Exercise goal: Everything in the data except the pictures belongs in your answer, copied exactly.

Dataset content:
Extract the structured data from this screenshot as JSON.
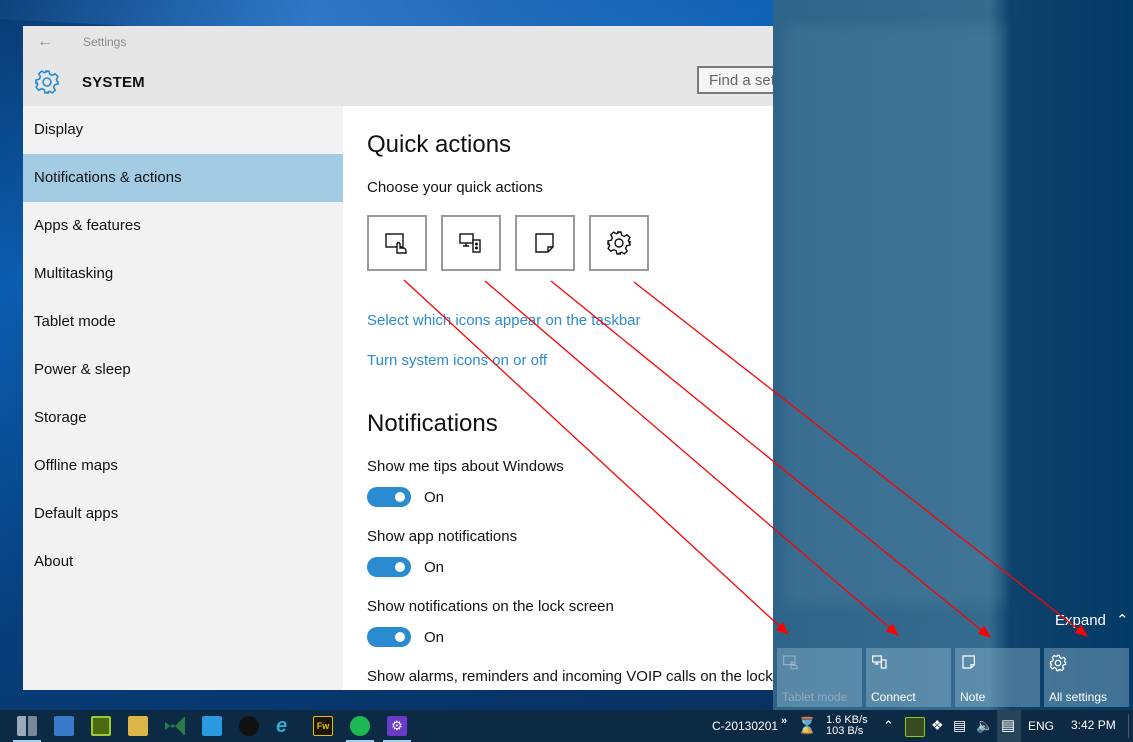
{
  "window": {
    "title": "Settings",
    "section": "SYSTEM",
    "search_placeholder": "Find a setting"
  },
  "sidebar": {
    "items": [
      {
        "label": "Display"
      },
      {
        "label": "Notifications & actions",
        "selected": true
      },
      {
        "label": "Apps & features"
      },
      {
        "label": "Multitasking"
      },
      {
        "label": "Tablet mode"
      },
      {
        "label": "Power & sleep"
      },
      {
        "label": "Storage"
      },
      {
        "label": "Offline maps"
      },
      {
        "label": "Default apps"
      },
      {
        "label": "About"
      }
    ]
  },
  "content": {
    "quick_actions_heading": "Quick actions",
    "choose_label": "Choose your quick actions",
    "quick_action_tiles": [
      {
        "icon": "tablet-mode-icon",
        "name": "Tablet mode"
      },
      {
        "icon": "connect-icon",
        "name": "Connect"
      },
      {
        "icon": "note-icon",
        "name": "Note"
      },
      {
        "icon": "settings-gear-icon",
        "name": "All settings"
      }
    ],
    "link_taskbar_icons": "Select which icons appear on the taskbar",
    "link_system_icons": "Turn system icons on or off",
    "notifications_heading": "Notifications",
    "settings": [
      {
        "label": "Show me tips about Windows",
        "state": "On",
        "on": true
      },
      {
        "label": "Show app notifications",
        "state": "On",
        "on": true
      },
      {
        "label": "Show notifications on the lock screen",
        "state": "On",
        "on": true
      },
      {
        "label": "Show alarms, reminders and incoming VOIP calls on the lock"
      }
    ]
  },
  "action_center": {
    "expand_label": "Expand",
    "tiles": [
      {
        "label": "Tablet mode",
        "disabled": true
      },
      {
        "label": "Connect"
      },
      {
        "label": "Note"
      },
      {
        "label": "All settings"
      }
    ]
  },
  "taskbar": {
    "pinned_apps": [
      "server-manager",
      "remote-desktop",
      "vmware-vsphere",
      "snipping-tool",
      "visual-studio",
      "baidu-app",
      "obs",
      "internet-explorer",
      "fireworks",
      "spotify",
      "settings-app"
    ],
    "computer_name": "C-20130201",
    "net_up": "1.6 KB/s",
    "net_down": "103 B/s",
    "language": "ENG",
    "time": "3:42 PM"
  },
  "colors": {
    "accent": "#2a8bd0",
    "selected_nav": "#a3cbe4",
    "annotation_arrow": "#ff0000"
  }
}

Result of this task:
Extract the structured data from this screenshot as JSON.
{
  "window": {
    "title": "Settings",
    "section": "SYSTEM",
    "search_placeholder": "Find a setting"
  },
  "sidebar": {
    "items": [
      {
        "label": "Display"
      },
      {
        "label": "Notifications & actions",
        "selected": true
      },
      {
        "label": "Apps & features"
      },
      {
        "label": "Multitasking"
      },
      {
        "label": "Tablet mode"
      },
      {
        "label": "Power & sleep"
      },
      {
        "label": "Storage"
      },
      {
        "label": "Offline maps"
      },
      {
        "label": "Default apps"
      },
      {
        "label": "About"
      }
    ]
  },
  "content": {
    "quick_actions_heading": "Quick actions",
    "choose_label": "Choose your quick actions",
    "quick_action_tiles": [
      {
        "icon": "tablet-mode-icon",
        "name": "Tablet mode"
      },
      {
        "icon": "connect-icon",
        "name": "Connect"
      },
      {
        "icon": "note-icon",
        "name": "Note"
      },
      {
        "icon": "settings-gear-icon",
        "name": "All settings"
      }
    ],
    "link_taskbar_icons": "Select which icons appear on the taskbar",
    "link_system_icons": "Turn system icons on or off",
    "notifications_heading": "Notifications",
    "settings": [
      {
        "label": "Show me tips about Windows",
        "state": "On",
        "on": true
      },
      {
        "label": "Show app notifications",
        "state": "On",
        "on": true
      },
      {
        "label": "Show notifications on the lock screen",
        "state": "On",
        "on": true
      },
      {
        "label": "Show alarms, reminders and incoming VOIP calls on the lock"
      }
    ]
  },
  "action_center": {
    "expand_label": "Expand",
    "tiles": [
      {
        "label": "Tablet mode",
        "disabled": true
      },
      {
        "label": "Connect"
      },
      {
        "label": "Note"
      },
      {
        "label": "All settings"
      }
    ]
  },
  "taskbar": {
    "pinned_apps": [
      "server-manager",
      "remote-desktop",
      "vmware-vsphere",
      "snipping-tool",
      "visual-studio",
      "baidu-app",
      "obs",
      "internet-explorer",
      "fireworks",
      "spotify",
      "settings-app"
    ],
    "computer_name": "C-20130201",
    "net_up": "1.6 KB/s",
    "net_down": "103 B/s",
    "language": "ENG",
    "time": "3:42 PM"
  },
  "colors": {
    "accent": "#2a8bd0",
    "selected_nav": "#a3cbe4",
    "annotation_arrow": "#ff0000"
  }
}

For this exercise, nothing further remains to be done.